The problem: Retype all of the data. Every line must match exactly.

————

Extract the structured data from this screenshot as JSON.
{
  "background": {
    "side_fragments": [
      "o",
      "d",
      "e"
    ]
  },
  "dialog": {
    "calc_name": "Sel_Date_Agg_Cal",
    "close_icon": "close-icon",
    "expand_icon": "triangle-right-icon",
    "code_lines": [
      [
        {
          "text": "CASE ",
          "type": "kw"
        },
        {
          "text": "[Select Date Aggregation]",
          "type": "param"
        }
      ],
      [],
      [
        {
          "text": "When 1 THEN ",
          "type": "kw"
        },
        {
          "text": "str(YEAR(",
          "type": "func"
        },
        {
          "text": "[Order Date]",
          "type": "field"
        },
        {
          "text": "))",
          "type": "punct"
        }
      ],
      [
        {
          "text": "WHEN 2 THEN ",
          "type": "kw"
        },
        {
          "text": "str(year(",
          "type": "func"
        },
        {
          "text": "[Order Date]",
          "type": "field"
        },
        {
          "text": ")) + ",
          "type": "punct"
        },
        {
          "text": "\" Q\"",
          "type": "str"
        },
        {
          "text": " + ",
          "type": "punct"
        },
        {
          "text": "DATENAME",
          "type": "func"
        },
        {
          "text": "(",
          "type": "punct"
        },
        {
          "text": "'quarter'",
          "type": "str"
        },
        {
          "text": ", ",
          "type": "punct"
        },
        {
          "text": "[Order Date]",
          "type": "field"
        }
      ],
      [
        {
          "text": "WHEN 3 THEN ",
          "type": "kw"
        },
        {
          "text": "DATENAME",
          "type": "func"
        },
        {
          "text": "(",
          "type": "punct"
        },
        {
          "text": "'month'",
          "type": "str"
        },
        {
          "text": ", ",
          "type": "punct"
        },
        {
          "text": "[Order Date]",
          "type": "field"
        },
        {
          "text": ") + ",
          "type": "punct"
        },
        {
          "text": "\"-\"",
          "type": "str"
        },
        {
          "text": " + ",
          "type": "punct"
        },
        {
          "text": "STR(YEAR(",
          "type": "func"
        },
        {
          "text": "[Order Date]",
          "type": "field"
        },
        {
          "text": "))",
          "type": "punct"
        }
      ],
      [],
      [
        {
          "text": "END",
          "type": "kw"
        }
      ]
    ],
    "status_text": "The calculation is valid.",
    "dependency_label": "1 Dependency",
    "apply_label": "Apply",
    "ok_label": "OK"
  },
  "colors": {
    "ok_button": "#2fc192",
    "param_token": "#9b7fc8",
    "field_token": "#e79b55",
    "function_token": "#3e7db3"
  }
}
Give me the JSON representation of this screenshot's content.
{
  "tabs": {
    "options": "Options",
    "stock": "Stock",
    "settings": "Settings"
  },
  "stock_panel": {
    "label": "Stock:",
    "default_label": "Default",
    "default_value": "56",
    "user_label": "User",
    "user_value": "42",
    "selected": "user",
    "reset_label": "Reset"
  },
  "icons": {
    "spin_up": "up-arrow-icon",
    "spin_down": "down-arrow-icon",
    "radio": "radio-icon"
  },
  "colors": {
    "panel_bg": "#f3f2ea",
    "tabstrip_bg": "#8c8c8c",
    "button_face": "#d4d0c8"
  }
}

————

Reply to the task:
Extract the structured data from this screenshot as JSON.
{
  "background": {
    "side_fragments": [
      "o",
      "d",
      "e"
    ]
  },
  "dialog": {
    "calc_name": "Sel_Date_Agg_Cal",
    "close_icon": "close-icon",
    "expand_icon": "triangle-right-icon",
    "code_lines": [
      [
        {
          "text": "CASE ",
          "type": "kw"
        },
        {
          "text": "[Select Date Aggregation]",
          "type": "param"
        }
      ],
      [],
      [
        {
          "text": "When 1 THEN ",
          "type": "kw"
        },
        {
          "text": "str(YEAR(",
          "type": "func"
        },
        {
          "text": "[Order Date]",
          "type": "field"
        },
        {
          "text": "))",
          "type": "punct"
        }
      ],
      [
        {
          "text": "WHEN 2 THEN ",
          "type": "kw"
        },
        {
          "text": "str(year(",
          "type": "func"
        },
        {
          "text": "[Order Date]",
          "type": "field"
        },
        {
          "text": ")) + ",
          "type": "punct"
        },
        {
          "text": "\" Q\"",
          "type": "str"
        },
        {
          "text": " + ",
          "type": "punct"
        },
        {
          "text": "DATENAME",
          "type": "func"
        },
        {
          "text": "(",
          "type": "punct"
        },
        {
          "text": "'quarter'",
          "type": "str"
        },
        {
          "text": ", ",
          "type": "punct"
        },
        {
          "text": "[Order Date]",
          "type": "field"
        }
      ],
      [
        {
          "text": "WHEN 3 THEN ",
          "type": "kw"
        },
        {
          "text": "DATENAME",
          "type": "func"
        },
        {
          "text": "(",
          "type": "punct"
        },
        {
          "text": "'month'",
          "type": "str"
        },
        {
          "text": ", ",
          "type": "punct"
        },
        {
          "text": "[Order Date]",
          "type": "field"
        },
        {
          "text": ") + ",
          "type": "punct"
        },
        {
          "text": "\"-\"",
          "type": "str"
        },
        {
          "text": " + ",
          "type": "punct"
        },
        {
          "text": "STR(YEAR(",
          "type": "func"
        },
        {
          "text": "[Order Date]",
          "type": "field"
        },
        {
          "text": "))",
          "type": "punct"
        }
      ],
      [],
      [
        {
          "text": "END",
          "type": "kw"
        }
      ]
    ],
    "status_text": "The calculation is valid.",
    "dependency_label": "1 Dependency",
    "apply_label": "Apply",
    "ok_label": "OK"
  },
  "colors": {
    "ok_button": "#2fc192",
    "param_token": "#9b7fc8",
    "field_token": "#e79b55",
    "function_token": "#3e7db3"
  }
}
Give me the JSON representation of this screenshot's content.
{
  "tabs": {
    "options": "Options",
    "stock": "Stock",
    "settings": "Settings"
  },
  "stock_panel": {
    "label": "Stock:",
    "default_label": "Default",
    "default_value": "56",
    "user_label": "User",
    "user_value": "42",
    "selected": "user",
    "reset_label": "Reset"
  },
  "icons": {
    "spin_up": "up-arrow-icon",
    "spin_down": "down-arrow-icon",
    "radio": "radio-icon"
  },
  "colors": {
    "panel_bg": "#f3f2ea",
    "tabstrip_bg": "#8c8c8c",
    "button_face": "#d4d0c8"
  }
}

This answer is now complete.